Creek which serves as an outlet of water coming from Rizal’s dam


Big rock, also known as Mi Retiro Rock or Lover’s Rock

Fortunately, there are two existing markers: (1) the creek, which is the only water outlet of Rizal National Park, and (2) the big rock, also known as the “Mi Retiro Rock.” Present surveyors of the Rizal National Park use concrete markers as a more efficient and reliable way of surveying the park.

Although the ​​Rizal National Park is the smallest national park in terms of land area among all those declared by Quezon, its historical value is enough to match the vast National Parks, such as Biak-na-Bato National Park with 2,117 hectares.

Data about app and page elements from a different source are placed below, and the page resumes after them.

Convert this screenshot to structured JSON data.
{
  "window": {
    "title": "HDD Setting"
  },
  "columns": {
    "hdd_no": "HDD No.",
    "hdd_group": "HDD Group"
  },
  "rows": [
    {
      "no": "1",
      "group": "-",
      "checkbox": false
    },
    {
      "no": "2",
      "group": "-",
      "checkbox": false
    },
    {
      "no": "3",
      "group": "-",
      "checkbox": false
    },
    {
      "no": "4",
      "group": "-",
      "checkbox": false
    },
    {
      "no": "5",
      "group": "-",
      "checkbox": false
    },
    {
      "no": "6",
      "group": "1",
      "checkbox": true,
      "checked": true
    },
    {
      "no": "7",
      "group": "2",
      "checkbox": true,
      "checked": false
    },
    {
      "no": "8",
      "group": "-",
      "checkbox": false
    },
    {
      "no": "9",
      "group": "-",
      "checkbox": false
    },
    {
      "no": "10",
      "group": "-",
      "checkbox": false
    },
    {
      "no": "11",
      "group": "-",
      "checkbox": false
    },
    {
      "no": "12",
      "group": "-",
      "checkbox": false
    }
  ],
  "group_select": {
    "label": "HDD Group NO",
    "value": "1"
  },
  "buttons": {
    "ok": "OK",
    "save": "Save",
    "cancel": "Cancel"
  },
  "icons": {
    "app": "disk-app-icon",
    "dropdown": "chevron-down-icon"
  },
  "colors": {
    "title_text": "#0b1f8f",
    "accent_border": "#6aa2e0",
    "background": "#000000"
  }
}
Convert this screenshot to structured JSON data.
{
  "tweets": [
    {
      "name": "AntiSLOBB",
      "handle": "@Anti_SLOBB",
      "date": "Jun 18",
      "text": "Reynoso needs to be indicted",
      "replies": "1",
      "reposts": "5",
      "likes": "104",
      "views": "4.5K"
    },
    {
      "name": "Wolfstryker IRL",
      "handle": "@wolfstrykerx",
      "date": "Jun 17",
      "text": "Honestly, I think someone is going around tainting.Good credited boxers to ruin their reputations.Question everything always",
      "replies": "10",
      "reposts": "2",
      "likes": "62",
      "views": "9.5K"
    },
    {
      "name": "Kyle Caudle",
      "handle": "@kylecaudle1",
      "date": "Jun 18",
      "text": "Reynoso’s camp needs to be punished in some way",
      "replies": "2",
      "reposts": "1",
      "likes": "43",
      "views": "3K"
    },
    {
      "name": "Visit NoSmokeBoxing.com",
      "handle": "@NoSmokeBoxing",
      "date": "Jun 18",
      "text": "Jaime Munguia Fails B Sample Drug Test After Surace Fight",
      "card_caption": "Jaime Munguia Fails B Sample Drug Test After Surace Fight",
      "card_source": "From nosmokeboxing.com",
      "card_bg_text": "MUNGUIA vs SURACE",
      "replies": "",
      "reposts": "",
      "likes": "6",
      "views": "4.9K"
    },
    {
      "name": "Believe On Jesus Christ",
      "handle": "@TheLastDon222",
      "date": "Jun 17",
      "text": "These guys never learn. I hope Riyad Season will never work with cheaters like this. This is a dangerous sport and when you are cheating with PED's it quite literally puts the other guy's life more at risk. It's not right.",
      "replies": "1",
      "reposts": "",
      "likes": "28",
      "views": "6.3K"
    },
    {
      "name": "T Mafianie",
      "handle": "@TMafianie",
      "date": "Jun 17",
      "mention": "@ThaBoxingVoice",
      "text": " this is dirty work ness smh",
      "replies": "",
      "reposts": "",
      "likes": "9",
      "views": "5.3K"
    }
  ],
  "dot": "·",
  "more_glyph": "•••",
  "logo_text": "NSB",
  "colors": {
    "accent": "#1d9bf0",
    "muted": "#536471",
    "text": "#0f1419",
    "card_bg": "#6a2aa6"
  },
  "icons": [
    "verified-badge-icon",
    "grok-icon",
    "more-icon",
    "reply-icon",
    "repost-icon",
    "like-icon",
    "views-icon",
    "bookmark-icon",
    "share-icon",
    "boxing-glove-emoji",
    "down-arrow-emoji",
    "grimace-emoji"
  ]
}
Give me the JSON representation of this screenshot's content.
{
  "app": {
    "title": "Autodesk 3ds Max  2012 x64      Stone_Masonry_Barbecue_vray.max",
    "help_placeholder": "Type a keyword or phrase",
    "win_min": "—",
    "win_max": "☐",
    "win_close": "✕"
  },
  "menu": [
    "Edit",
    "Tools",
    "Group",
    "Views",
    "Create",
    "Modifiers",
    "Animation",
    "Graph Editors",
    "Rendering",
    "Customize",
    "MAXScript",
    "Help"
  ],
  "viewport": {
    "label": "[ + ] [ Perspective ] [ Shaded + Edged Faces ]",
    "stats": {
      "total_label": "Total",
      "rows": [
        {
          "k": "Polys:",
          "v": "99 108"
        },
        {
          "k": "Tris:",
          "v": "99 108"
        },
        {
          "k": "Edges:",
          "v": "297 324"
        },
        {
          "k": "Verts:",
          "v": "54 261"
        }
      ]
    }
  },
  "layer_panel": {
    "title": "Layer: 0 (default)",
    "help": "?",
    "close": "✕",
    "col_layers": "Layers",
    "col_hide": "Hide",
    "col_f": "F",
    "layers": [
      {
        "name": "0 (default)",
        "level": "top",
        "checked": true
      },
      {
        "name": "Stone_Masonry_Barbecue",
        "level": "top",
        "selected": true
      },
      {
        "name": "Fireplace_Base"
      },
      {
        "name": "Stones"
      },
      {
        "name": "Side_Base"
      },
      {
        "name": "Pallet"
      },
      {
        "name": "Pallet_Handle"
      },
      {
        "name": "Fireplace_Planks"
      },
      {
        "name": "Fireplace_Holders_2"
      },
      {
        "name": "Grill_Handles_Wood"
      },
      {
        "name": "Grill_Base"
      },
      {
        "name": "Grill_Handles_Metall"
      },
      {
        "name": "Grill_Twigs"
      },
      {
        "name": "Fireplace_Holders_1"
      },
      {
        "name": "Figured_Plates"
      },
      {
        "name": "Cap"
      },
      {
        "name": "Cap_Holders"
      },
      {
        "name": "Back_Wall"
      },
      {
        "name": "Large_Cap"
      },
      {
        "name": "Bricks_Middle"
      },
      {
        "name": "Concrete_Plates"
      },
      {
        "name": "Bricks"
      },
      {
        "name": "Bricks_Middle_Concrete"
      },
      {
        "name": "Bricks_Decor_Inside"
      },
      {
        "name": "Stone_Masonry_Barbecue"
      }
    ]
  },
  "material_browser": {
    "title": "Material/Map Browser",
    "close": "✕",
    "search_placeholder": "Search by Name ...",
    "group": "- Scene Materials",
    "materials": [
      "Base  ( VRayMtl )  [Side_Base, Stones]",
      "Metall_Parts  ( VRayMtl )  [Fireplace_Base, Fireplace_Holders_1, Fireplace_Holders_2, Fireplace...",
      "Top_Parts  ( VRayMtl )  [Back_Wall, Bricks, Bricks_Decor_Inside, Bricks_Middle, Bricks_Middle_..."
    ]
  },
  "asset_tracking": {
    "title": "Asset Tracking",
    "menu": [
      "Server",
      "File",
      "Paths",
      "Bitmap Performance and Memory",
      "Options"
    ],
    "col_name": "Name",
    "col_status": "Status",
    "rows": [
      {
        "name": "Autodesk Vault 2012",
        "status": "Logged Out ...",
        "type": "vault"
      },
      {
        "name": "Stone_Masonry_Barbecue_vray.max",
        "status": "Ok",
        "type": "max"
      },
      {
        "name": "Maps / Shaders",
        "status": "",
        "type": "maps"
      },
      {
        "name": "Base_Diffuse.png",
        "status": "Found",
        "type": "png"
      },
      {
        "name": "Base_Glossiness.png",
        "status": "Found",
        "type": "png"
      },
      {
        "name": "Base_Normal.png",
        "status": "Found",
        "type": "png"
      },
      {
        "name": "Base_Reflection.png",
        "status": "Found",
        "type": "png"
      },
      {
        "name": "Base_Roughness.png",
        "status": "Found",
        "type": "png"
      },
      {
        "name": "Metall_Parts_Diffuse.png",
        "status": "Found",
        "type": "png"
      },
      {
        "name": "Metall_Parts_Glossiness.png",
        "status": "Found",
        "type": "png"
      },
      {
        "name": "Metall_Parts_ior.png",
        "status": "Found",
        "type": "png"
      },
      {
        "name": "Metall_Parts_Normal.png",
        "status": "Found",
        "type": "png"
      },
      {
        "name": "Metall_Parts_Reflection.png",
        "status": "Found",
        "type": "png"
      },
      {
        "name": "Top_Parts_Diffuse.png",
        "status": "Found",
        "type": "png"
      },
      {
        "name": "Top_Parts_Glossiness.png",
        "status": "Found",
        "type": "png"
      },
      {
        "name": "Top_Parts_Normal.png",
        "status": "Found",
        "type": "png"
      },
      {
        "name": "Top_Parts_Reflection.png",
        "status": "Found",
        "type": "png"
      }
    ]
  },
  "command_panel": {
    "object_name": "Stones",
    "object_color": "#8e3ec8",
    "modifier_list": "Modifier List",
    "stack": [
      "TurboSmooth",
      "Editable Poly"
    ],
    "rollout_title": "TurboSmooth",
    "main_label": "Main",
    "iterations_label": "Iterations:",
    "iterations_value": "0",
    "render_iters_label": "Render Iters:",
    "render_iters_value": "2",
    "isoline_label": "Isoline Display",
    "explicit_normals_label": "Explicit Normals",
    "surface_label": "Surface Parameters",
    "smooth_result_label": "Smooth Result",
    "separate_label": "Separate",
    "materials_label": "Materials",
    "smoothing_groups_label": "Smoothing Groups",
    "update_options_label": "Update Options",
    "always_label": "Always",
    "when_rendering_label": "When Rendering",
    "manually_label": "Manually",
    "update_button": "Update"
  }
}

Its declaration as a National Park was the beginning of Quezon’s collaboration with Aseniero, who wanted to physically portray Rizal’s life in Dapitan by placing replicas of Rizal’s houses in the National Park. An article in the Lands Journal November-December 1952 issue reads:

It is to be recalled that when the late President Quezon paid his last visit to the park, he was determined to improve it and immediately gave instruction to the Director of Public Works to do so. Upon hint to the late Jose Aseniero, one of the students of Rizal and a former governor of Zamboanga, who was in company with him then at the park, to have the replica of the old house made there was not even a trace of any habitation left in park, the latter and his son, worked together to produce the plan that ultimately was followed to the details.

Quezon did not live to see the construction of the replicas of Rizal’s houses due to the outbreak of World War II and his subsequent demise in 1944. It was in the 1960s when replicas of Rizal’s houses were successfully built and installed with historical markers by the government. Rizal National Park was later elevated as Jose Rizal Shrine in 1973. It is now the Museo ni Jose Rizal – Dapitan under the National Historical Commission of the Philippines. The forest area of Rizal National Park was further expanded and renamed as Jose Rizal Memorial Protected Landscape in 2000 with a current size of 439 hectares, which is under the jurisdiction of the Department of Environment and Natural Resources.

The Museo ni Jose Rizal – Dapitan and the Jose Rizal Memorial Protected Landscape are not just places of interest. They are home to the memory of our hero, part of our natural resources, and the jewel of Dapitan City. These places Quezon’s homage to Rizal, proof of his love and respect for the hero. Quezon is one in likeness of Rizal; both men yearned for our freedom. By naming a street in Dapitan after Quezon, the Dapitanons further entrenched his memory in their hearts.



Lands Journal November-December 1952 issue

ACT NO. 3915:
(retrieved 18 Aug 2021)

Proclamation No. 223, s. 1937: (retrieved 18 Aug 2021)

Proclamation No. 616, s. 1940: (retrieved 18 Aug 2021)

Presidential Decree No. 105, s. 1973: (retrieved 18 Aug 2021)

Proclamation No. 279, s. 2000: (retrieved 18 Aug 2021)